From the material below, copy every line in which the word "title" occurs.

> [EXTRACTED ENTRIES]
◇ ◇ ◇ ◇ ◇ ◇ ◇

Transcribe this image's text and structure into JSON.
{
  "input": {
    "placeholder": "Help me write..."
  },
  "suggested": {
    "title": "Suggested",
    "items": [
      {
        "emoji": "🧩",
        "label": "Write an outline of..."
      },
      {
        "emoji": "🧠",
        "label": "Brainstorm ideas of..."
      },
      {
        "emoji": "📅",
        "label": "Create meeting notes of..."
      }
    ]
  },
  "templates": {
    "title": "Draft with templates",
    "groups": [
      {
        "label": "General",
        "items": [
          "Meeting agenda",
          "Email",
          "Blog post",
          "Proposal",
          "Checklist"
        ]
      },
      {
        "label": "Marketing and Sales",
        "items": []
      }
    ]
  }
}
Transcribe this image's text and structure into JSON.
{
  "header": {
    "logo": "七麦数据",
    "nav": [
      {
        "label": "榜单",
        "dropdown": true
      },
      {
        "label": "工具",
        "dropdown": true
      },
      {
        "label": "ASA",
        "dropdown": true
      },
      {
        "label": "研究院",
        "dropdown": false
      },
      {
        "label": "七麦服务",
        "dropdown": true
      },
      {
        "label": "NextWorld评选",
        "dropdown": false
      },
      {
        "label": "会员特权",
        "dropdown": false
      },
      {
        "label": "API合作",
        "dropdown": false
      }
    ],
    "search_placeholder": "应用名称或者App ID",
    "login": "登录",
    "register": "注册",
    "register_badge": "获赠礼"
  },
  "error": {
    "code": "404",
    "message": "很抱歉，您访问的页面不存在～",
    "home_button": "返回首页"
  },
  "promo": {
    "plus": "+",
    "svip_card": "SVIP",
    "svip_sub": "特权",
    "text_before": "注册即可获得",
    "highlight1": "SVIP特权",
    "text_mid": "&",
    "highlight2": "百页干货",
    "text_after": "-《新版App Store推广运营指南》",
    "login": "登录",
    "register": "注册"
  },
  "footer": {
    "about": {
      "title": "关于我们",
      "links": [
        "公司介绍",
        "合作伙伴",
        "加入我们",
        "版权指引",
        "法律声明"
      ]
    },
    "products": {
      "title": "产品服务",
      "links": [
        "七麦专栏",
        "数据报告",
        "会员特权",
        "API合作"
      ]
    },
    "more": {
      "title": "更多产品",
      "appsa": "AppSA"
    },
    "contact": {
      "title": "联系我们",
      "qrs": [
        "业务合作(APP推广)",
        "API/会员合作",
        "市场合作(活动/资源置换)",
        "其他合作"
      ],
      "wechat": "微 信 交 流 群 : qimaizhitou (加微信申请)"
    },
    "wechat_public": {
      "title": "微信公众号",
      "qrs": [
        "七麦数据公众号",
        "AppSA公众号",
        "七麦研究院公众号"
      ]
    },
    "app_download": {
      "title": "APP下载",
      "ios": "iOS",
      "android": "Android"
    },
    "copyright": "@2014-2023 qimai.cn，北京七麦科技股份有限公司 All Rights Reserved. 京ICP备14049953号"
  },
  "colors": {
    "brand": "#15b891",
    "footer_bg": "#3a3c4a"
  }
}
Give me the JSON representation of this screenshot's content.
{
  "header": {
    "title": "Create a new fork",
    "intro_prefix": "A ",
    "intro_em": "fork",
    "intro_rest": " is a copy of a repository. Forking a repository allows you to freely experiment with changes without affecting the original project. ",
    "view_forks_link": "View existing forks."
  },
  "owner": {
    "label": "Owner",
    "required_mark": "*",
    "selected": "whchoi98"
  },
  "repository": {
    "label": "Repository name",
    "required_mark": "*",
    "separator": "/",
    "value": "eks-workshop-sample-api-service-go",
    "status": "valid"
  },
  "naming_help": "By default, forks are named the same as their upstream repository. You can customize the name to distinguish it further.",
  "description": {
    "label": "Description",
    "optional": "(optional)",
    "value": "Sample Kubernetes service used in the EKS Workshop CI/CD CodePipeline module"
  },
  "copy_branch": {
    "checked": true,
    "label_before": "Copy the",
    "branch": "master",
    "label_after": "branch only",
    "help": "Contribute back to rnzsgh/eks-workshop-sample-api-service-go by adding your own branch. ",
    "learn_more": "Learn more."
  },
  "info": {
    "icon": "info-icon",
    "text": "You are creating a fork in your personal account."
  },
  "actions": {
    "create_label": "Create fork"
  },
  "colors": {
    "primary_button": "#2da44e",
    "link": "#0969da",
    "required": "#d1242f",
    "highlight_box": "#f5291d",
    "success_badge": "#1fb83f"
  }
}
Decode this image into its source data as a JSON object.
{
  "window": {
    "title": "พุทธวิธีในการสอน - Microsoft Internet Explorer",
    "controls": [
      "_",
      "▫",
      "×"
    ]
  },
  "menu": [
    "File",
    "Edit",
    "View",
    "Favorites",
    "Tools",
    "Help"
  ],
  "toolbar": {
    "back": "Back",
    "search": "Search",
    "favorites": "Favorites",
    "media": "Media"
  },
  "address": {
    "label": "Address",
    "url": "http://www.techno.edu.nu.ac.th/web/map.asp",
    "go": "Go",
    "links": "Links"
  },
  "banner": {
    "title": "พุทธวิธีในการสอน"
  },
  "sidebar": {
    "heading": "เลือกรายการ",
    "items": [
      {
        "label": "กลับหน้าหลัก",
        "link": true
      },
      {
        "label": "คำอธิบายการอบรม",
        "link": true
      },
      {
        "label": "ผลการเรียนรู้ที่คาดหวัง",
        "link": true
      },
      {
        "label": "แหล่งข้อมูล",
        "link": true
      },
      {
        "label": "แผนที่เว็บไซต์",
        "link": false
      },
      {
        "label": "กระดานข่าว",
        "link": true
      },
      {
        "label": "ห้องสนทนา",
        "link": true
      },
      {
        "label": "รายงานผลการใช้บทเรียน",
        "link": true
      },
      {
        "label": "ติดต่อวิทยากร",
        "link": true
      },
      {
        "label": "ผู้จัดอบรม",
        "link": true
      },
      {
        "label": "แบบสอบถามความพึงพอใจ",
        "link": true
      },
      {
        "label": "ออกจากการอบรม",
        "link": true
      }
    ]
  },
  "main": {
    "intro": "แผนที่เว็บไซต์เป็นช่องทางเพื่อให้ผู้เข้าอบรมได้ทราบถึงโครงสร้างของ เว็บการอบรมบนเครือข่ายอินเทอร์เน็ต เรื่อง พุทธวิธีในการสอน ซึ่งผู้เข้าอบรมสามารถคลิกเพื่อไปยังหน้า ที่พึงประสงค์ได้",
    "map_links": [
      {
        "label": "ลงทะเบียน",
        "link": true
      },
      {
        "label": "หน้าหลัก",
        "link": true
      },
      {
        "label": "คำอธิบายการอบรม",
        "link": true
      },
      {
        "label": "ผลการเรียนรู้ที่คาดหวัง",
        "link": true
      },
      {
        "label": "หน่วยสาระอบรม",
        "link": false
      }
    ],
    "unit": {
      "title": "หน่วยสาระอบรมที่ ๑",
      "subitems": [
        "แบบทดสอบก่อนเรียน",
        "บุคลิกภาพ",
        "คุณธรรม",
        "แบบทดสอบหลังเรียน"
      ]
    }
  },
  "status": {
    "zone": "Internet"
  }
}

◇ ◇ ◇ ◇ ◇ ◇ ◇

> [SOLUTION BELOW]
    "title": "Suggested",
    "title": "Draft with templates",
      "title": "关于我们",
      "title": "产品服务",
      "title": "更多产品",
      "title": "联系我们",
      "title": "微信公众号",
      "title": "APP下载",
    "title": "Create a new fork",
    "title": "พุทธวิธีในการสอน - Microsoft Internet Explorer",
    "title": "พุทธวิธีในการสอน"
      "title": "หน่วยสาระอบรมที่ ๑",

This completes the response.